- .zerynth, required by Zerynth;
- main.py, the firmware main python file;
- readme.md, a description file initially filled with creation date;
- .gitignore, ignore SDK temporary files;
- config.yml, a configuration file for firmware macros and settings.
Zerynth > Clone Example, clone a Zerynth example into a new project.
Zerynth > Search Examples, search examples based on their content
Zerynth > Set Device Type, set the type of the physical device connected to the USB port
Zerynth > Device Pinmap, opens the device schematics in the browser
Zerynth > Device Documentation, opens the device documentation in the browser
Zerynth > Compile, produces an executable bytecode file compiling the current project for the physical device
Zerynth > Run, run the bytecode on the physical device
Zerynth > Console, open the serial port monitor for the physical device
Zerynth > Attach to ZDM, attach the physical device to a zDeviceManager device identifier
Zerynth > Device Provisioning, attach the physical device credentials contained in the secure element to a zDeviceManager device identifier
Zerynth > Detach from ZDM, detach the physical device credentials from the zDeviceManager device identifier
Zerynth > FOTA, prepare the current project for over the air update and send the update to the device
Zerynth > Go To ZDM, open the zDeviceManager web app
Zerynth > Device Page, open the device page on the zDeviceManager web app
Zerynth > Add Workspace, create a new workspace in the zDeviceManager
Zerynth > Add Fleet, create a new fleet of inside a zDeviceManager workspace

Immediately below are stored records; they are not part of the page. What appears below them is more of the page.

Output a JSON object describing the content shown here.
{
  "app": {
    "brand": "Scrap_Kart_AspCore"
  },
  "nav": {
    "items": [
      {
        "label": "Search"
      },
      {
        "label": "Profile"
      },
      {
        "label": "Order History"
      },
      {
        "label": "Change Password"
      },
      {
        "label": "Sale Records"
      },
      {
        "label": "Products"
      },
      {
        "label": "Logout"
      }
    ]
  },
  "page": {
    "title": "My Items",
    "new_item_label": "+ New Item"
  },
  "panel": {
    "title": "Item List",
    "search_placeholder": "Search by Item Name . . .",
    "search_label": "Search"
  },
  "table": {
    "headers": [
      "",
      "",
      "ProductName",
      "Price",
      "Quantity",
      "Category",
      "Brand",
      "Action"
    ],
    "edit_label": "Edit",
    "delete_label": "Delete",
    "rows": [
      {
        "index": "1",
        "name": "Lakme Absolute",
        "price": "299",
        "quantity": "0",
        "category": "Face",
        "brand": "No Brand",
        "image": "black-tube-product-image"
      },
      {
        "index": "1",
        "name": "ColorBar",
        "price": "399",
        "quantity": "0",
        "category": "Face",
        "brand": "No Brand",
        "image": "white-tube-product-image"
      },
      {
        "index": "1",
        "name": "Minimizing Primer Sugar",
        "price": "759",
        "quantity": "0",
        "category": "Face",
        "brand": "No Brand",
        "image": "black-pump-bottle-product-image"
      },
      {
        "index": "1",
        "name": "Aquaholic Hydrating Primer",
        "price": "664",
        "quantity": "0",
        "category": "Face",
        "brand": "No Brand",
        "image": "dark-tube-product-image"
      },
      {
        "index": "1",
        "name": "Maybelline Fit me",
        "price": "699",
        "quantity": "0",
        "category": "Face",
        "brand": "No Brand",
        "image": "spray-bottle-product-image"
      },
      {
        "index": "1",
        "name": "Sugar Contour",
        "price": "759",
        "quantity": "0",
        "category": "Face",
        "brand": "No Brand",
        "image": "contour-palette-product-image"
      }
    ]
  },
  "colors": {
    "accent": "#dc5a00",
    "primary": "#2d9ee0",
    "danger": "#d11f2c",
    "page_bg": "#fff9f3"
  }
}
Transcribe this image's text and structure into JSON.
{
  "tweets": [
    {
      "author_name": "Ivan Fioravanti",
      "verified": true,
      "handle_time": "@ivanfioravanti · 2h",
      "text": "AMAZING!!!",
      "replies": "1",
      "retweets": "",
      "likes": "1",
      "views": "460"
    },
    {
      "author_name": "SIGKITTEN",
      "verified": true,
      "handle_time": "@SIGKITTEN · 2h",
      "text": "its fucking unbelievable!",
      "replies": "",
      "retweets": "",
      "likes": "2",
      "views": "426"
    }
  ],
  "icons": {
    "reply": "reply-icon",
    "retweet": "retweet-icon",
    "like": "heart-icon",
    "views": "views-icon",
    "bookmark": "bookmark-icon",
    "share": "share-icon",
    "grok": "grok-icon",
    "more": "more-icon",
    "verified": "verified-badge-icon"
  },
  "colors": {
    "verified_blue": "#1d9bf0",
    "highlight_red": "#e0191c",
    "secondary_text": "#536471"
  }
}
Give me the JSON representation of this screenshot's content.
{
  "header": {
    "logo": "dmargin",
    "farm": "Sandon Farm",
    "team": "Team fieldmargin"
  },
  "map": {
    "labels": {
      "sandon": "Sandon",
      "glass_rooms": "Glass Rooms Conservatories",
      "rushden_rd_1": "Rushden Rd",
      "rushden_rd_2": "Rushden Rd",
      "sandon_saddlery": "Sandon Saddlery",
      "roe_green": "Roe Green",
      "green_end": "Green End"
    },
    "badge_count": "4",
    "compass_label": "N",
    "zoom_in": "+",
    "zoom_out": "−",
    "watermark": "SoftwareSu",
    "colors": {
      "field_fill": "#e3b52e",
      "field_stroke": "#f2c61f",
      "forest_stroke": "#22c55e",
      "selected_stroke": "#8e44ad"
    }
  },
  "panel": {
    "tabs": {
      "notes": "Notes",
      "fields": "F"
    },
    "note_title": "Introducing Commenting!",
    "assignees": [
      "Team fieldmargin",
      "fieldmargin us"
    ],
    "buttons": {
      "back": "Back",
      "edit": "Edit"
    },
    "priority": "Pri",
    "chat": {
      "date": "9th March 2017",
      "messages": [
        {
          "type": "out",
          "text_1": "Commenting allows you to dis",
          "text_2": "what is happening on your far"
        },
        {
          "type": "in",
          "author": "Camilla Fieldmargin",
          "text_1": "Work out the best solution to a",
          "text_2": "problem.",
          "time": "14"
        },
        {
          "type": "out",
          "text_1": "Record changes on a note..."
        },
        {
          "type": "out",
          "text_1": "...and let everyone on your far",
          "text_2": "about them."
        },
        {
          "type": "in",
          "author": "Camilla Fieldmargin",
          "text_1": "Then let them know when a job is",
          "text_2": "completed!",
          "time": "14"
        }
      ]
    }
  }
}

Zerynth > Add Device, create a new device of inside a zDeviceManager fleet
Zerynth > Logout, log out